Call to base FSCS levies on risk

The House of Lords economic affairs committee has branded Financial Services Compensation Scheme levies “unfair” and called for calculations to be based on firms’ levels of risk.

In its Banking Supervision and Regulation report, published this week, the committee says that while it is impossible to accurately measure the risk of bank portfolios, calculating levies on the basis of the size of an institution rather than its risk profile is problematic.

The report states: “Some ineq-uity in the levies charged by the Financial Services Compensation Scheme is inevitable. The current scheme is nevertheless clearly unfair to institutions which, like the building societies, are constrained from the riskiest business. It is also a potential source of destabilising moral hazard.

“The Government should promote changes to ensure that contributions to the FSCS should be at least broadly related to the riskiness of the business in which regulated firms engage.”

Investment advisers have been hit by a huge increase in FSCS levies, which rose to £44m this year from £9m last year.

Investment advisers also had to pay an additional interim levy of £40m because of the default of stockbroker Pacific Continental Securities.

The committee is calling for the Government to move tow-ards pre-funding of the FSCS “as soon as practicable”.

The report says: “A pre-fun-ded deposit insurance scheme would have a counter-cyclical effect – money levied in boom times would be returned to the banking sector during times of financial fragility.

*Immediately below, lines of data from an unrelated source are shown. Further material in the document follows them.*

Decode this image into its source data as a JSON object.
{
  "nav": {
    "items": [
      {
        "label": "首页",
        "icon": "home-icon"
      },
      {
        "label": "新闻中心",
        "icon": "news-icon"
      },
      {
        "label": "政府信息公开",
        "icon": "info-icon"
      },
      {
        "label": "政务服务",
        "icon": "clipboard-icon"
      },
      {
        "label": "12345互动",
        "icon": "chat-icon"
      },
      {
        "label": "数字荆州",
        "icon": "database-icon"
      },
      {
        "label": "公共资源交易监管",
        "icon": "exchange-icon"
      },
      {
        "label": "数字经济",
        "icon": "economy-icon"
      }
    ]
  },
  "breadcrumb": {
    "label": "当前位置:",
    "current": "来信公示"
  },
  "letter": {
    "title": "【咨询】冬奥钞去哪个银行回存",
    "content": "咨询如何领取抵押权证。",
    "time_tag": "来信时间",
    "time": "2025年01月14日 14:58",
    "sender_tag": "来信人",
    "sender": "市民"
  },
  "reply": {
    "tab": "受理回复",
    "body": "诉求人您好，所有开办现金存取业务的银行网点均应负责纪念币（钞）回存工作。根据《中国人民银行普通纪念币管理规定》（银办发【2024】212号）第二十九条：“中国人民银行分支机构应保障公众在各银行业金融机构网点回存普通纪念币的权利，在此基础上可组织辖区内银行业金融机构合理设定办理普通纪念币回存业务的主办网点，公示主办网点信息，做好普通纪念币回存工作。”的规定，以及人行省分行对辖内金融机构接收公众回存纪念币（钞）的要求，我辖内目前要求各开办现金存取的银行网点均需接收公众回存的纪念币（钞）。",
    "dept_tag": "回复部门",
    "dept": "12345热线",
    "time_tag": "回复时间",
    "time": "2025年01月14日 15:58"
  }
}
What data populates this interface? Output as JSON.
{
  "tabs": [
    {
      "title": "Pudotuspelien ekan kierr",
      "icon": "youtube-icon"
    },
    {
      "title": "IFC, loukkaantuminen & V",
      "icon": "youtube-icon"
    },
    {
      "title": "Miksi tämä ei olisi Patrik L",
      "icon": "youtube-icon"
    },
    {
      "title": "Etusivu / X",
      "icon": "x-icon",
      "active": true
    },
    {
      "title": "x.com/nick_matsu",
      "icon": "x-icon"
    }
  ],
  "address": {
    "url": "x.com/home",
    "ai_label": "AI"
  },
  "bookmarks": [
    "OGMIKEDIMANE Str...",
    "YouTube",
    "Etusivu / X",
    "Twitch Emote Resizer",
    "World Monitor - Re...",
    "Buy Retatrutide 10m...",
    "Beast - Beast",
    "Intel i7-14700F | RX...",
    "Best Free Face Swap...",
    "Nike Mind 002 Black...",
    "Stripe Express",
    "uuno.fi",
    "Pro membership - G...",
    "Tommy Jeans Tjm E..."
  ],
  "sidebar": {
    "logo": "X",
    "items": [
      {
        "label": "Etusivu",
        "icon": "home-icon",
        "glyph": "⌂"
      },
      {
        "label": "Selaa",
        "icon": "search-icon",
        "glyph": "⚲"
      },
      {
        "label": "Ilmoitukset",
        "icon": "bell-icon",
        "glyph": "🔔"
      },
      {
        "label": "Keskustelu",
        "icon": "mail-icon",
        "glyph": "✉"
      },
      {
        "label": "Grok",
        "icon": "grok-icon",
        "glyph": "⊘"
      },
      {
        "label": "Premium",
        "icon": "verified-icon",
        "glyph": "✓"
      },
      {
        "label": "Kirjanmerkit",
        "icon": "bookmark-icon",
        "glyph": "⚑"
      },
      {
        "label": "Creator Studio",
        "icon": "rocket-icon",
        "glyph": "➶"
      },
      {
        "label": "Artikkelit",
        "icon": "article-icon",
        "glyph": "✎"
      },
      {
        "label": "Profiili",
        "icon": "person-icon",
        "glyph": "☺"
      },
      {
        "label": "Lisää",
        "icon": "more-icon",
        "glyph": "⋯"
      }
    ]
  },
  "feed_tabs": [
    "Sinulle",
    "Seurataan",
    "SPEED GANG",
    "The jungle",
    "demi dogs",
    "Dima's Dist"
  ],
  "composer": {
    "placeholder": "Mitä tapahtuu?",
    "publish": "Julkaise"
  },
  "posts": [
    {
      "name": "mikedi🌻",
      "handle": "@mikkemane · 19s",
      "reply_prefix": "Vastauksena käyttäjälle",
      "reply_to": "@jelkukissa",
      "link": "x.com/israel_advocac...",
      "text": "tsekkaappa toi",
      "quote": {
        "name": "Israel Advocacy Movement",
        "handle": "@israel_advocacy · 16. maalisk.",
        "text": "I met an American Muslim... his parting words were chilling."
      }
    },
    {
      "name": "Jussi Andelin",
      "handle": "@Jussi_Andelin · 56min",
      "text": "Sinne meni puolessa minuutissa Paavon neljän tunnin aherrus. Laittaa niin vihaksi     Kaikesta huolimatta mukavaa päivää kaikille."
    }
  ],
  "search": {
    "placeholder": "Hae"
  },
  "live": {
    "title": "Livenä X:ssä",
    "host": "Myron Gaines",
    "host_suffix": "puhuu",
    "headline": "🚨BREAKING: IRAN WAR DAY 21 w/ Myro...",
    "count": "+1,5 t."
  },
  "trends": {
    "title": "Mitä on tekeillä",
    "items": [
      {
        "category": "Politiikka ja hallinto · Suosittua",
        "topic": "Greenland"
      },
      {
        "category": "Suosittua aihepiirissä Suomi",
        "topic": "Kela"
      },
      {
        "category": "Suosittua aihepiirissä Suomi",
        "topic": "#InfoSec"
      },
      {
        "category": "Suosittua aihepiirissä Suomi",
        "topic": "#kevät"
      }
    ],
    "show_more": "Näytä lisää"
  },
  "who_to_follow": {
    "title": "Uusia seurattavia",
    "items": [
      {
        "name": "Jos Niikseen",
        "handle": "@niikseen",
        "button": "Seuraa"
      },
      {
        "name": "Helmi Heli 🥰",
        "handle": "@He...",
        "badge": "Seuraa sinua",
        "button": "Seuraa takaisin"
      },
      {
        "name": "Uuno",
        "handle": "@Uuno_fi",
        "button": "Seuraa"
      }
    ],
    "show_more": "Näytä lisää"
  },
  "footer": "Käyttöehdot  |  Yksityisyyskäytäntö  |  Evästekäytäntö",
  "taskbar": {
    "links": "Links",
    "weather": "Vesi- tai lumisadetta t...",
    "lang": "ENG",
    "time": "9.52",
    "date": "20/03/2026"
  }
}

It would also increase depositor confidence.”

Baronworth director Colin Jackson says calculating FSCS levies based on risk is the only way forward.

He says: “Why should I pay levies based on the same calculation as a bank that has been reckless? For advisory firms who act for high-net-worth clients, the levy will be higher than for execution-only firms but overall that is the only way to make the calculation fair.”


Caversham goes into liquidation

London IFA firm Caversham Buchanan entered voluntary liquidation on May 13 and liquidator Asher Miller of David Rubin & Partners was appointed.


Can guided sales hit target?

The theme of the Association of British Insurers’ biennial conference on June 9 is Today’s Challenges, Tomorrow’s Opportunities, which fits perfectly with the debate over reform of financial advice.


News and expert analysis straight to your inbox

Sign up


    Leave a comment


    Why register with Money Marketing ?

    Providing trusted insight for professional advisers.  Since 1985 Money Marketing has helped promote and analyse the financial adviser community in the UK and continues to be the trusted industry brand for independent insight and advice.

    News & analysis delivered directly to your inbox
    Register today to receive our range of news alerts including daily and weekly briefings

    Money Marketing Events
    Be the first to hear about our industry leading conferences, awards, roundtables and more.

    Research and insight
    Take part in and see the results of Money Marketing's flagship investigations into industry trends.

    Have your say
    Only registered users can post comments. As the voice of the adviser community, our content generates robust debate. Sign up today and make your voice heard.

    Register now

    Having problems?

    Contact us on +44 (0)20 7292 3712

    Lines are open Monday to Friday 9:00am -5.00pm